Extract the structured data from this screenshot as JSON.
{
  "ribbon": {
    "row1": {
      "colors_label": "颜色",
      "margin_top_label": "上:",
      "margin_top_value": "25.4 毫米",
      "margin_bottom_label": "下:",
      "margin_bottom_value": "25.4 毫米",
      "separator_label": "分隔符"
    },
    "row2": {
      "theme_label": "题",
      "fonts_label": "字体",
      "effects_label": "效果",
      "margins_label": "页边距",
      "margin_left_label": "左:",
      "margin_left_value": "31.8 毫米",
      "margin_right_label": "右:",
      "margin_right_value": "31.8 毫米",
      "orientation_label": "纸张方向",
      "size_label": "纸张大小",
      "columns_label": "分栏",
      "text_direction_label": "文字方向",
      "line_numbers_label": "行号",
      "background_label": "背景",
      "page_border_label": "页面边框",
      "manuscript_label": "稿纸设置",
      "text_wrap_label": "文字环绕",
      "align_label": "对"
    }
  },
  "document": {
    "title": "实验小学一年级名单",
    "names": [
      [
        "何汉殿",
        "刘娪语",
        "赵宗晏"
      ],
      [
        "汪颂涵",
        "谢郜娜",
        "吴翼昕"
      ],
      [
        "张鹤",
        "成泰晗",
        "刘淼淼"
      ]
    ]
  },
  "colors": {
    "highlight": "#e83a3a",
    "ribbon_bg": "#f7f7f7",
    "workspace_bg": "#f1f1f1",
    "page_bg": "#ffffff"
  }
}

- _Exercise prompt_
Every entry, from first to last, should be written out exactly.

- _Output of the task_
Extract the structured data from this screenshot as JSON.
{
  "ribbon": {
    "row1": {
      "colors_label": "颜色",
      "margin_top_label": "上:",
      "margin_top_value": "25.4 毫米",
      "margin_bottom_label": "下:",
      "margin_bottom_value": "25.4 毫米",
      "separator_label": "分隔符"
    },
    "row2": {
      "theme_label": "题",
      "fonts_label": "字体",
      "effects_label": "效果",
      "margins_label": "页边距",
      "margin_left_label": "左:",
      "margin_left_value": "31.8 毫米",
      "margin_right_label": "右:",
      "margin_right_value": "31.8 毫米",
      "orientation_label": "纸张方向",
      "size_label": "纸张大小",
      "columns_label": "分栏",
      "text_direction_label": "文字方向",
      "line_numbers_label": "行号",
      "background_label": "背景",
      "page_border_label": "页面边框",
      "manuscript_label": "稿纸设置",
      "text_wrap_label": "文字环绕",
      "align_label": "对"
    }
  },
  "document": {
    "title": "实验小学一年级名单",
    "names": [
      [
        "何汉殿",
        "刘娪语",
        "赵宗晏"
      ],
      [
        "汪颂涵",
        "谢郜娜",
        "吴翼昕"
      ],
      [
        "张鹤",
        "成泰晗",
        "刘淼淼"
      ]
    ]
  },
  "colors": {
    "highlight": "#e83a3a",
    "ribbon_bg": "#f7f7f7",
    "workspace_bg": "#f1f1f1",
    "page_bg": "#ffffff"
  }
}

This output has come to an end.